Each day brought sessions that provided us with specific skills and resources. For instance, staff from the National Farm to School Network and Montana Team Nutrition helped us understand how the National School Lunch program is funded and what we can do to increase participation in our schools. Erica Curry from FoodCorps National then offered lesson plans to teach fourth graders that tomatoes really do come from rocks. And chef Nick Wiseman of Roadside Food Projects taught us that working with kids and sharp knives in the kitchen is possible and not so scary, after all.  

Aubree Roth with Montana Team Nutrition presents
on increasing school meal participation

Complimenting these sessions, we had workshops that reminded us of the big issues that shape and drive our day-to-day work.  The National Coalition Building Institute (NCBI) led us in a workshop on food justice, the importance of role models, and working with youth. Nancy Matheson, with the Montana Department of Agriculture, gave an excellent presentation on Montana’s food and agriculture heritage, illustrating why the number of farms throughout the state has sharply decreased over the past century.

Erica Curry, FoodCorps National's Training and Professional
Development Manager, teaches hands on food education
activities for all ages!
There were always more questions, ideas, and discussion than we had time for in the sessions, but luckily conversations continued over meals and cross country skiing, and we made plans to collaborate in the coming weeks.

So as I jump back into regular lessons, cooking classes, taste tests, and garden planning, I feel prepared and eager to take on the next six months. For while I haven’t been buried in the books and research of academia, my FoodCorps education has provided me with the resources I need to empower, collaborate, and question, heading in the very direction I want to be going. 

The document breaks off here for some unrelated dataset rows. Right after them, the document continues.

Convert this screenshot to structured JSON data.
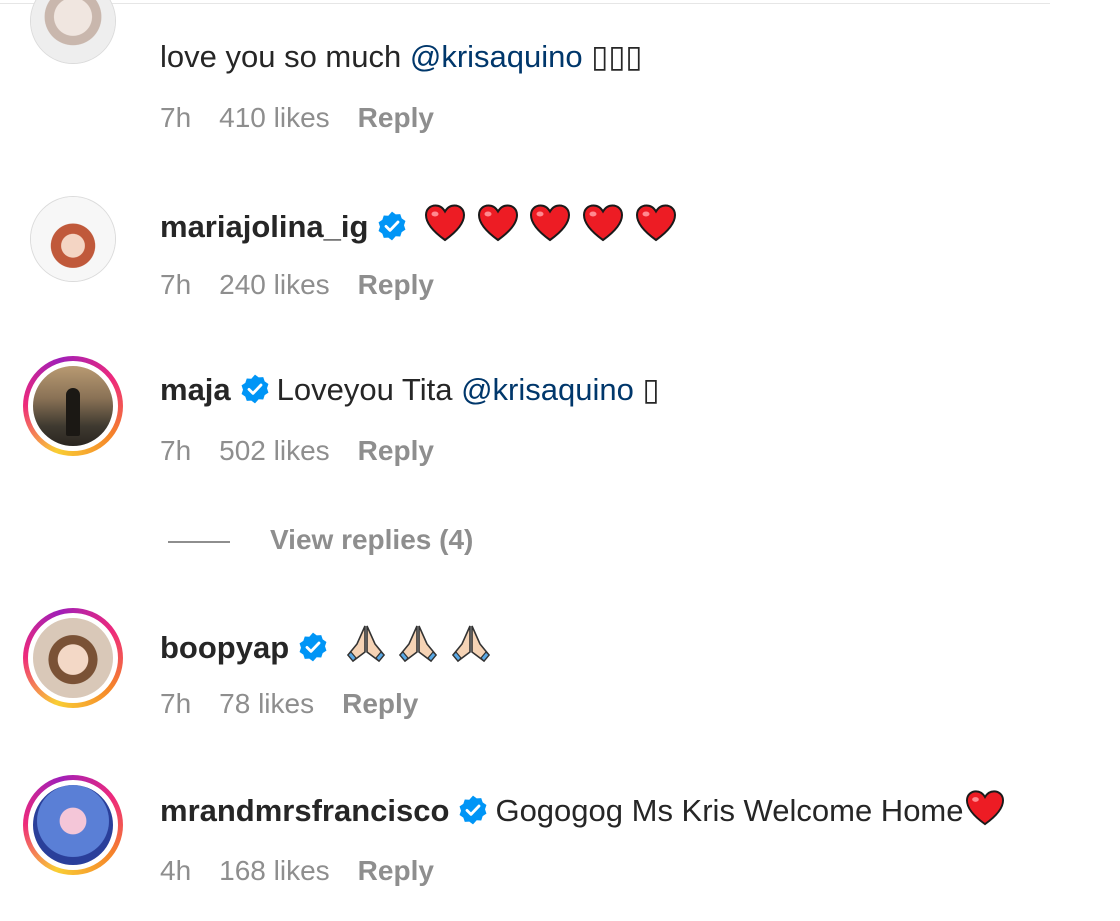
{
  "comments": [
    {
      "id": "c0",
      "username": "",
      "verified": false,
      "text_before": "love you so much ",
      "mention": "@krisaquino",
      "text_after": " ▯▯▯",
      "time": "7h",
      "likes": "410 likes",
      "reply": "Reply"
    },
    {
      "id": "c1",
      "username": "mariajolina_ig",
      "verified": true,
      "emoji": "heart",
      "emoji_count": 5,
      "time": "7h",
      "likes": "240 likes",
      "reply": "Reply"
    },
    {
      "id": "c2",
      "username": "maja",
      "verified": true,
      "text_before": "Loveyou Tita ",
      "mention": "@krisaquino",
      "text_after": " ▯",
      "time": "7h",
      "likes": "502 likes",
      "reply": "Reply"
    },
    {
      "id": "c3",
      "username": "boopyap",
      "verified": true,
      "emoji": "folded-hands",
      "emoji_count": 3,
      "time": "7h",
      "likes": "78 likes",
      "reply": "Reply"
    },
    {
      "id": "c4",
      "username": "mrandmrsfrancisco",
      "verified": true,
      "text_before": "Gogogog Ms Kris Welcome Home",
      "emoji": "heart",
      "time": "4h",
      "likes": "168 likes",
      "reply": "Reply"
    }
  ],
  "view_replies": "View replies (4)",
  "colors": {
    "text": "#262626",
    "muted": "#8e8e8e",
    "mention": "#00376b",
    "verified": "#0095f6",
    "heart": "#ed1c24"
  }
}
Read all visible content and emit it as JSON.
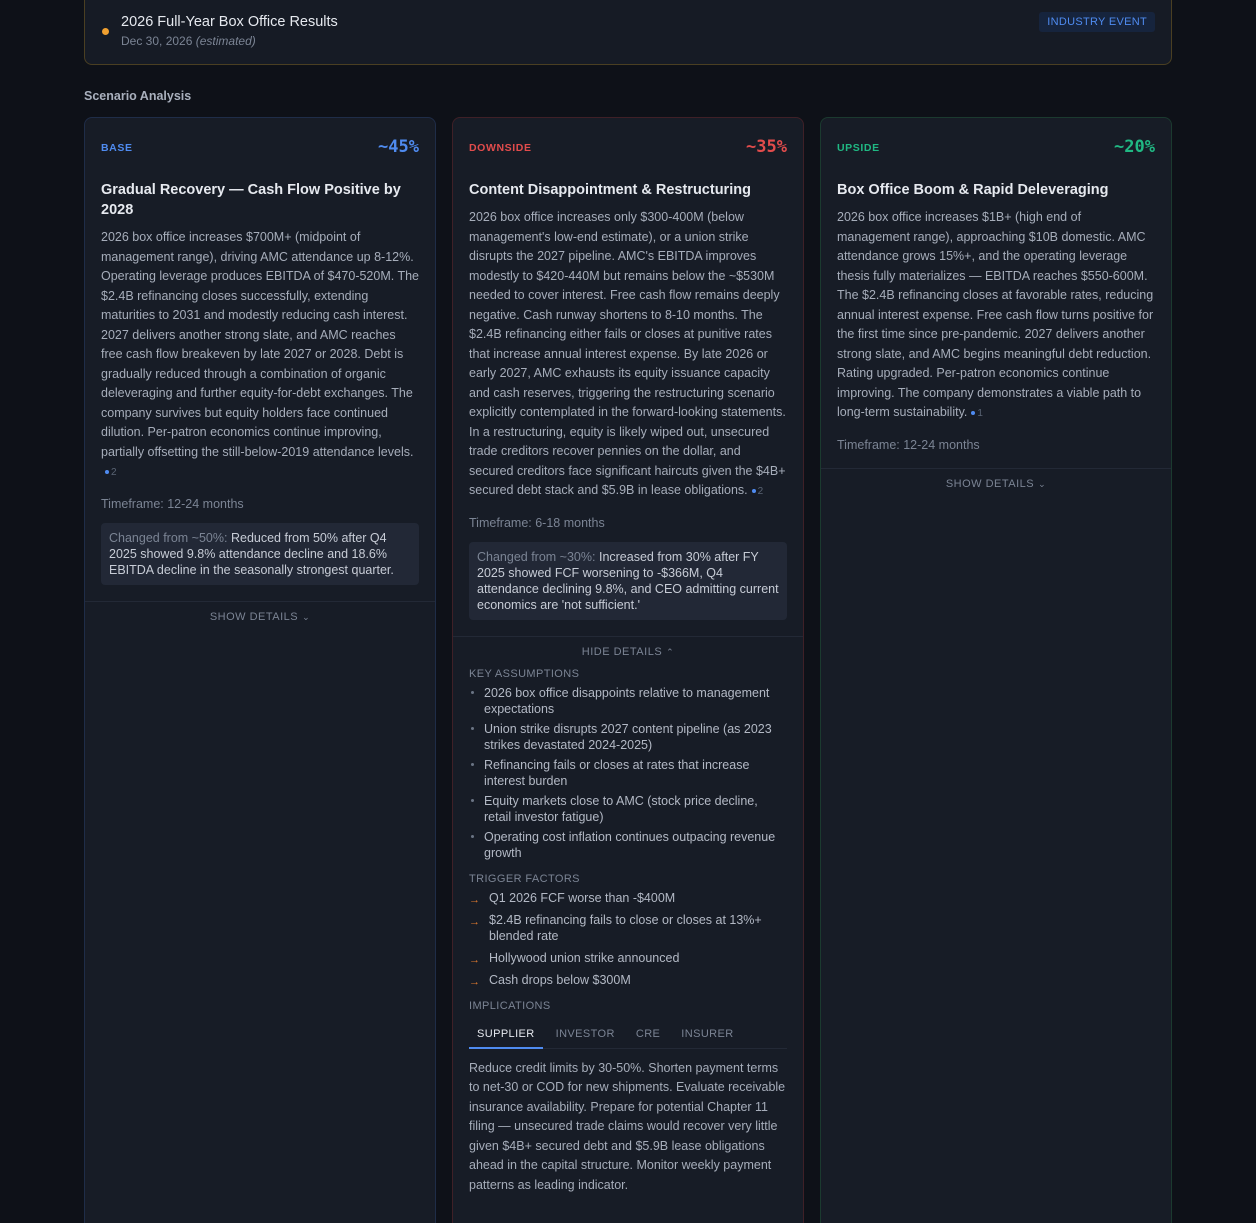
{
  "event": {
    "title": "2026 Full-Year Box Office Results",
    "date": "Dec 30, 2026",
    "date_note": "(estimated)",
    "tag": "INDUSTRY EVENT"
  },
  "section_title": "Scenario Analysis",
  "scenarios": [
    {
      "kind": "BASE",
      "probability": "~45%",
      "title": "Gradual Recovery — Cash Flow Positive by 2028",
      "description": "2026 box office increases $700M+ (midpoint of management range), driving AMC attendance up 8-12%. Operating leverage produces EBITDA of $470-520M. The $2.4B refinancing closes successfully, extending maturities to 2031 and modestly reducing cash interest. 2027 delivers another strong slate, and AMC reaches free cash flow breakeven by late 2027 or 2028. Debt is gradually reduced through a combination of organic deleveraging and further equity-for-debt exchanges. The company survives but equity holders face continued dilution. Per-patron economics continue improving, partially offsetting the still-below-2019 attendance levels.",
      "sources": "2",
      "timeframe": "Timeframe: 12-24 months",
      "changed_prefix": "Changed from ~50%:",
      "changed_text": "Reduced from 50% after Q4 2025 showed 9.8% attendance decline and 18.6% EBITDA decline in the seasonally strongest quarter.",
      "toggle": "SHOW DETAILS"
    },
    {
      "kind": "DOWNSIDE",
      "probability": "~35%",
      "title": "Content Disappointment & Restructuring",
      "description": "2026 box office increases only $300-400M (below management's low-end estimate), or a union strike disrupts the 2027 pipeline. AMC's EBITDA improves modestly to $420-440M but remains below the ~$530M needed to cover interest. Free cash flow remains deeply negative. Cash runway shortens to 8-10 months. The $2.4B refinancing either fails or closes at punitive rates that increase annual interest expense. By late 2026 or early 2027, AMC exhausts its equity issuance capacity and cash reserves, triggering the restructuring scenario explicitly contemplated in the forward-looking statements. In a restructuring, equity is likely wiped out, unsecured trade creditors recover pennies on the dollar, and secured creditors face significant haircuts given the $4B+ secured debt stack and $5.9B in lease obligations.",
      "sources": "2",
      "timeframe": "Timeframe: 6-18 months",
      "changed_prefix": "Changed from ~30%:",
      "changed_text": "Increased from 30% after FY 2025 showed FCF worsening to -$366M, Q4 attendance declining 9.8%, and CEO admitting current economics are 'not sufficient.'",
      "toggle": "HIDE DETAILS",
      "key_assumptions_label": "KEY ASSUMPTIONS",
      "key_assumptions": [
        "2026 box office disappoints relative to management expectations",
        "Union strike disrupts 2027 content pipeline (as 2023 strikes devastated 2024-2025)",
        "Refinancing fails or closes at rates that increase interest burden",
        "Equity markets close to AMC (stock price decline, retail investor fatigue)",
        "Operating cost inflation continues outpacing revenue growth"
      ],
      "trigger_factors_label": "TRIGGER FACTORS",
      "trigger_factors": [
        "Q1 2026 FCF worse than -$400M",
        "$2.4B refinancing fails to close or closes at 13%+ blended rate",
        "Hollywood union strike announced",
        "Cash drops below $300M"
      ],
      "implications_label": "IMPLICATIONS",
      "implication_tabs": [
        "SUPPLIER",
        "INVESTOR",
        "CRE",
        "INSURER"
      ],
      "implication_text": "Reduce credit limits by 30-50%. Shorten payment terms to net-30 or COD for new shipments. Evaluate receivable insurance availability. Prepare for potential Chapter 11 filing — unsecured trade claims would recover very little given $4B+ secured debt and $5.9B lease obligations ahead in the capital structure. Monitor weekly payment patterns as leading indicator."
    },
    {
      "kind": "UPSIDE",
      "probability": "~20%",
      "title": "Box Office Boom & Rapid Deleveraging",
      "description": "2026 box office increases $1B+ (high end of management range), approaching $10B domestic. AMC attendance grows 15%+, and the operating leverage thesis fully materializes — EBITDA reaches $550-600M. The $2.4B refinancing closes at favorable rates, reducing annual interest expense. Free cash flow turns positive for the first time since pre-pandemic. 2027 delivers another strong slate, and AMC begins meaningful debt reduction. Rating upgraded. Per-patron economics continue improving. The company demonstrates a viable path to long-term sustainability.",
      "sources": "1",
      "timeframe": "Timeframe: 12-24 months",
      "toggle": "SHOW DETAILS"
    }
  ]
}
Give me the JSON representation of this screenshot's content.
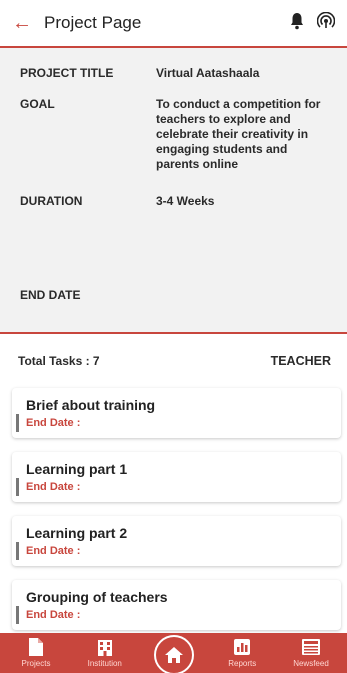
{
  "header": {
    "back_icon": "arrow-left-icon",
    "title": "Project Page",
    "bell_icon": "bell-icon",
    "broadcast_icon": "broadcast-icon"
  },
  "details": {
    "project_title_label": "PROJECT TITLE",
    "project_title_value": "Virtual Aatashaala",
    "goal_label": "GOAL",
    "goal_value": "To conduct a competition for teachers to explore and celebrate their creativity in engaging students and parents online",
    "duration_label": "DURATION",
    "duration_value": "3-4 Weeks",
    "end_date_label": "END DATE",
    "end_date_value": ""
  },
  "tasks": {
    "total_label": "Total Tasks : 7",
    "role": "TEACHER",
    "items": [
      {
        "name": "Brief about training",
        "end_label": "End Date :"
      },
      {
        "name": "Learning part 1",
        "end_label": "End Date :"
      },
      {
        "name": "Learning part 2",
        "end_label": "End Date :"
      },
      {
        "name": "Grouping of teachers",
        "end_label": "End Date :"
      }
    ]
  },
  "bottom_nav": {
    "projects": "Projects",
    "institution": "Institution",
    "home_icon": "home-icon",
    "reports": "Reports",
    "newsfeed": "Newsfeed"
  },
  "colors": {
    "accent": "#c8463d",
    "panel": "#f2f2f2"
  }
}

Erin Jackson and Alyssa Charney bid farewell to B Bar's
organic greenhouse.